October 11, 2012

Fruitful Baking: Buttery Peach Brioche

Just about a year ago at this time, I was making my way to an old stone villa in Pistoia, 45 minutes outside of Florence.  I had made plans to meet a perfect stranger at the airport, and we would drive together to Il Salicone, sharing a room for the weekend, and more importantly, sharing meals and community together with 14 other people who were just about as obsessed with food as we were.

That was Plate to Page Tuscany, and the magic of a perfect blend of writing, food, photography and camaraderie linger still.  I have been lucky to meet fellow P2Pers for lunch in London; over bistecca in Umbria; in an East Village old school Italian joint in New York.

But it is in the digital world where we connect most often.

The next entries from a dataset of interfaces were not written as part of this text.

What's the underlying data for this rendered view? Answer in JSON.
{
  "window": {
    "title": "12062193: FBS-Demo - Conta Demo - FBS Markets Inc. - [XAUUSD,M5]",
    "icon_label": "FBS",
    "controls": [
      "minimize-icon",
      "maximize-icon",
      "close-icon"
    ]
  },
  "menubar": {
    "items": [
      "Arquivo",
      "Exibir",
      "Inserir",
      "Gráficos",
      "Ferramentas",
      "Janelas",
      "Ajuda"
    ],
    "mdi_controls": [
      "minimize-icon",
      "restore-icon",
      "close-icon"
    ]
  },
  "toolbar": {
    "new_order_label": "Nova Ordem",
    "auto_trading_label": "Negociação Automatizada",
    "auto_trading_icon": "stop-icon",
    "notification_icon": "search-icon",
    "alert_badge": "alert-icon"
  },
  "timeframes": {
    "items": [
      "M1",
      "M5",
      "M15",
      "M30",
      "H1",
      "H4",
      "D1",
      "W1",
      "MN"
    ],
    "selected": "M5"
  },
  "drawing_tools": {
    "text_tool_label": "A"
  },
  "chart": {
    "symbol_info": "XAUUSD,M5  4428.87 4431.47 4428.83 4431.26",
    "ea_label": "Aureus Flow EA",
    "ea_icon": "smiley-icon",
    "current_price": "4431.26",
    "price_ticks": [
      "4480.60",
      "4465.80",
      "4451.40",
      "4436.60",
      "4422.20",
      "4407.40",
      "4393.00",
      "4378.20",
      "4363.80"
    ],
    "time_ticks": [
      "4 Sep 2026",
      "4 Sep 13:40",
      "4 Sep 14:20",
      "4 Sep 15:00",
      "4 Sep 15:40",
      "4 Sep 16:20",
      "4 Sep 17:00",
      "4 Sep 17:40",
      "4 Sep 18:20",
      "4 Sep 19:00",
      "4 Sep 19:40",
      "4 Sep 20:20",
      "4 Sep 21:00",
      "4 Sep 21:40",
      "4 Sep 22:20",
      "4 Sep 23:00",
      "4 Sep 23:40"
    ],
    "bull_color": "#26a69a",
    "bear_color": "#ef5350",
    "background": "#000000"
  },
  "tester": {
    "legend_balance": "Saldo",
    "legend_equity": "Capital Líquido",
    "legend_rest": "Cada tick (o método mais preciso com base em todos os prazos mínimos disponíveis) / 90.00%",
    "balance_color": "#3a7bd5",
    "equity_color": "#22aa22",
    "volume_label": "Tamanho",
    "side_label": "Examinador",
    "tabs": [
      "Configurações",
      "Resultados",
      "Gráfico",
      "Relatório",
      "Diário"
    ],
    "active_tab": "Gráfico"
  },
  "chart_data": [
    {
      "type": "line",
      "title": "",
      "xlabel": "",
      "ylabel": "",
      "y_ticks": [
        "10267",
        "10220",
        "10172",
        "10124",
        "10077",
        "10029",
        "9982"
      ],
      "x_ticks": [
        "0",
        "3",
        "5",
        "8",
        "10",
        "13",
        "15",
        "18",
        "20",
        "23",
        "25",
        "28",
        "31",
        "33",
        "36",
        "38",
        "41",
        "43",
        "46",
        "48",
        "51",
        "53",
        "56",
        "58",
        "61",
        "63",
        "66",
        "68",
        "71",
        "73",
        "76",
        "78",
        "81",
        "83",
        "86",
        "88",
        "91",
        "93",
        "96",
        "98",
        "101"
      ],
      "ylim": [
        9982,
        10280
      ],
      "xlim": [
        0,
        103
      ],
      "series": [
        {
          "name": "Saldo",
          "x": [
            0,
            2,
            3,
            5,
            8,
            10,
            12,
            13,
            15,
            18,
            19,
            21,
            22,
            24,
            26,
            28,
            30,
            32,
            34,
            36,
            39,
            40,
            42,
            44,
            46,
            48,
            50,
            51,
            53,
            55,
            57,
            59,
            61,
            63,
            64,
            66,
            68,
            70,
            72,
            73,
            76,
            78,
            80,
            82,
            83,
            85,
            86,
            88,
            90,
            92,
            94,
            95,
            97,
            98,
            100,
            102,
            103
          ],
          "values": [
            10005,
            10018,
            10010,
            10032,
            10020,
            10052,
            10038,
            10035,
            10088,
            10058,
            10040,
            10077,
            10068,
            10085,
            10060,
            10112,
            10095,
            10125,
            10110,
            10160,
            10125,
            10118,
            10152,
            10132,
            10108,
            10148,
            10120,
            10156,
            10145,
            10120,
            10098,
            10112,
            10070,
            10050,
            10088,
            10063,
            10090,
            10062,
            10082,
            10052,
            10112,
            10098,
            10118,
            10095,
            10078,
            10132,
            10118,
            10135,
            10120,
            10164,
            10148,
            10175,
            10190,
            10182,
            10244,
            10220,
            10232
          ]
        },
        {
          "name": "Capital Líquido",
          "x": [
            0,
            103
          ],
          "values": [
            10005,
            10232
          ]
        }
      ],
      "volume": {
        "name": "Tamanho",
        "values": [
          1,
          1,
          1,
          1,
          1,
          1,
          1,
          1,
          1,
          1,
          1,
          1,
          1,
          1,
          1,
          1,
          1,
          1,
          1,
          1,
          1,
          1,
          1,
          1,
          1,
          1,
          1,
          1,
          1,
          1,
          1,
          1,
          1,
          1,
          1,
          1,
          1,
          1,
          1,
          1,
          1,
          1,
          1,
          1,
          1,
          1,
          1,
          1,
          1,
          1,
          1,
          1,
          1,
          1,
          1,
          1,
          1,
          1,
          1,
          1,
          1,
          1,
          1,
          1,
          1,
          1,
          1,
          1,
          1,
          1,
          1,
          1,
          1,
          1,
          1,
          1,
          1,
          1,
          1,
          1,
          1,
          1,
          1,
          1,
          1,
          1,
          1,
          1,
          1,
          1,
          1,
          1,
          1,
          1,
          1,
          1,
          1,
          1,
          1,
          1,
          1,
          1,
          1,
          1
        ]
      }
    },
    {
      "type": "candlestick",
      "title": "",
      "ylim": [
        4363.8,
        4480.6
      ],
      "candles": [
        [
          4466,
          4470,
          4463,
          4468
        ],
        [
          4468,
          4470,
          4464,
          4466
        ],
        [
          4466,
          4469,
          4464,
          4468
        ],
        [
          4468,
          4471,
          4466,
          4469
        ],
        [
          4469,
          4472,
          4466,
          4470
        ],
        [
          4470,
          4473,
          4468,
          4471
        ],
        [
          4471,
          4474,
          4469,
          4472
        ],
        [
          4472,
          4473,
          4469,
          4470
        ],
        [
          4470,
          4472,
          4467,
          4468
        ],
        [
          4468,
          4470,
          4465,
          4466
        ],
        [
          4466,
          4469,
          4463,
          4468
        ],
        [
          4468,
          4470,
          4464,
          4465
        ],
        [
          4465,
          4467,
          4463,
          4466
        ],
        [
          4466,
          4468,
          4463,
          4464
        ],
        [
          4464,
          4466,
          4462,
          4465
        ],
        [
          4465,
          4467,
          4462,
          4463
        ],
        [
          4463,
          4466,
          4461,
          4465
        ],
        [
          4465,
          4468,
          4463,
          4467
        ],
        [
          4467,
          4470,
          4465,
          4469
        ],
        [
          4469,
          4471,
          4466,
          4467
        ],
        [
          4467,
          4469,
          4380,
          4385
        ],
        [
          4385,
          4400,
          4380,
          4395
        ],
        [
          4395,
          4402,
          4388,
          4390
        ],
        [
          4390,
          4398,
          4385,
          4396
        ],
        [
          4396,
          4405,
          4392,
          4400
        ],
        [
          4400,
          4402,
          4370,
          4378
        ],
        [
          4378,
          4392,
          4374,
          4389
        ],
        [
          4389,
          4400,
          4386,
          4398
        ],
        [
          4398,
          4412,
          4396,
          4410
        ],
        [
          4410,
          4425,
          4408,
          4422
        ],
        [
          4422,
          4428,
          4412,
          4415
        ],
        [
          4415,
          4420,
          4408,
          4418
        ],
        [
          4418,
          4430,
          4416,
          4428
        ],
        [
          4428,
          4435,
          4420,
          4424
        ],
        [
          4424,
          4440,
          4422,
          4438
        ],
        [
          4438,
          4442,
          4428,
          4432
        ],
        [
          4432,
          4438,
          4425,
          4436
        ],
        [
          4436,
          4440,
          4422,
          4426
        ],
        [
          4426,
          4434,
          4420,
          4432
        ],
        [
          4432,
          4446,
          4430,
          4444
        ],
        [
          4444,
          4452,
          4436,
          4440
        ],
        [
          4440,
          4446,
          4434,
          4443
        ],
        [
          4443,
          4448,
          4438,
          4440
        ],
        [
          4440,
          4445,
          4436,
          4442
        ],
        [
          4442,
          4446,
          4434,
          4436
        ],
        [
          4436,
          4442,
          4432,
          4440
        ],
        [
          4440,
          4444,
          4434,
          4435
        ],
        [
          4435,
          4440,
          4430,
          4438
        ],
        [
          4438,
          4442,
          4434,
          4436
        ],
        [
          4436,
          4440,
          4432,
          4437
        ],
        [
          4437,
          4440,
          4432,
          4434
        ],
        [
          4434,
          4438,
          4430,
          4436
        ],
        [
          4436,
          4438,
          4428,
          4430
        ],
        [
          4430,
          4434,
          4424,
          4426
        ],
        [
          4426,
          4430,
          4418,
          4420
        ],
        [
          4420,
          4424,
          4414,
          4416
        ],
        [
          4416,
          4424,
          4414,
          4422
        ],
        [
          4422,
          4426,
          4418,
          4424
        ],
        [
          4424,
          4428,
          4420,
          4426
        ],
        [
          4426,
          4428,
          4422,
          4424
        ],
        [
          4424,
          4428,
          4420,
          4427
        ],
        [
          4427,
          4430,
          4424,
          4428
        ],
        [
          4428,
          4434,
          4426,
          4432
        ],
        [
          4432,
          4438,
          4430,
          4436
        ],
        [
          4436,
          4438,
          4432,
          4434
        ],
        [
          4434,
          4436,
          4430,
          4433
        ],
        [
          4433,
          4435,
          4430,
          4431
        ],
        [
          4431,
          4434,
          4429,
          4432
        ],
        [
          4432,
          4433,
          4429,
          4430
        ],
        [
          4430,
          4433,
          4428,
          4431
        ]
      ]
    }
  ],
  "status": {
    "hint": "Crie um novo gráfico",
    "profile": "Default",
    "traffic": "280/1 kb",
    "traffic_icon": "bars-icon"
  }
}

From all parts of the globe, we share stories and recipes, deepening friendships first forged over the chopping of vegetables and the silent concentration of writing exercises.  As I read their blog posts, I’m reminded of how food unites us, making old memories fresh, simple ingredients special and the most elemental of dishes remarkable.
Jamie at Plate to Page Tuscany
My friend Jamie, one of P2P’s founders and an insatiable baker extraordinaire, recognises that communion of food. She, along with fellow food bloggers Lora the Cake Duchess and Lisa of Parsley, Sage, Dessert and Line Drives, recently launched Twelve Loaves, a monthly challenge to get home bakers in the kitchen and get the house filled with the ethereal smell of freshly baked bread. 
While I’m a wee bit behind in posting my response to their first challenge, it’s never too late to bake bread.  I hope you’ll join me in rolling up your sleeves and letting the flour fly.    
Buttery Peach Brioche
makes 1 loaf
with slight variations from Cook's Illustrated
Twelve Loaves’ first challenge asked bakers to bake a bread with summer fruit.  While summer fruit are long gone, this take on bread with fruit celebrates on the season’s most delicious treats: peaches.  I used homemade peach preserves to give a sunny twist to simple and delicious brioche.

One envelope dry active yeast 
½ cup milk (2% or whole), warm
c unbleached all-purpose flour
6 tbsp unsalted butter, cut into 6 pieces
3 tbsp sugar
1 tsp kosher salt
2 large eggs
¾ c peach jam, plus extra for brushing on top of the bread*
*any high quality preserve will work well with this bread

One 8½ x 4½ x 2½ loaf pan, greased

1. In a small bowl, whisk yeast into milk.  Slowly stir in 1 cup of flour. Cover with plastic wrap and set aside.

2. Pulse the butter, sugar, and salt at 1-second intervals in a food processor, scraping down sides, until the mixture is smooth. Add the eggs, one at a time, processing after each addition until fully incorporated. The mixture will have the consistency of curdled milk. 

3. Add remaining flour and yeast/flour mixture, pulsing at 1-second intervals until a soft, smooth dough is formed. At this stage, process continuously for 15 seconds more.

4. Turn the dough out onto a generously floured work surface.  It will be quite soft and sticky.  Knead until the dough is smooth and elastic.

5. Line the bottom of the loaf pan with greased parchment paper, and set aside.

6.  Press the dough into a 9-by-5-inch rectangle, with the short end facing you. Spread the jam evenly over the rectangle, being careful not to go to the edges of the dough. Fold each long side about 1 inch toward the center and press firmly to seal. Fold the top half of the dough toward the center. Fold the bottom half of the dough up past the seam; pinch seam to seal.

7.  Place the dough in the pan, seam side down, and flatten the dough with your hand so that it fills the pan evenly. Cover the pan with greased plastic wrap, and let the dough rise about  one inch above the pan rim.  Preheat the oven to 350˚F while the dough is rising.

8. Using a sharp knife, slash the dough down the center, leaving about 1 inch unslashed at either end. Bake until golden brown, about 40 minutes. Transfer pan to wire rack; let cool 5 minutes.

9.  Turn the loaf out of pan onto rack.  With a pastry brush, brush the top of the loaf with additional jam until glistening.   Let the bread cool to room temperature before serving.

Just enough of a sweet swirl to give brioche added flavour.  Try this bread to make delicious French toast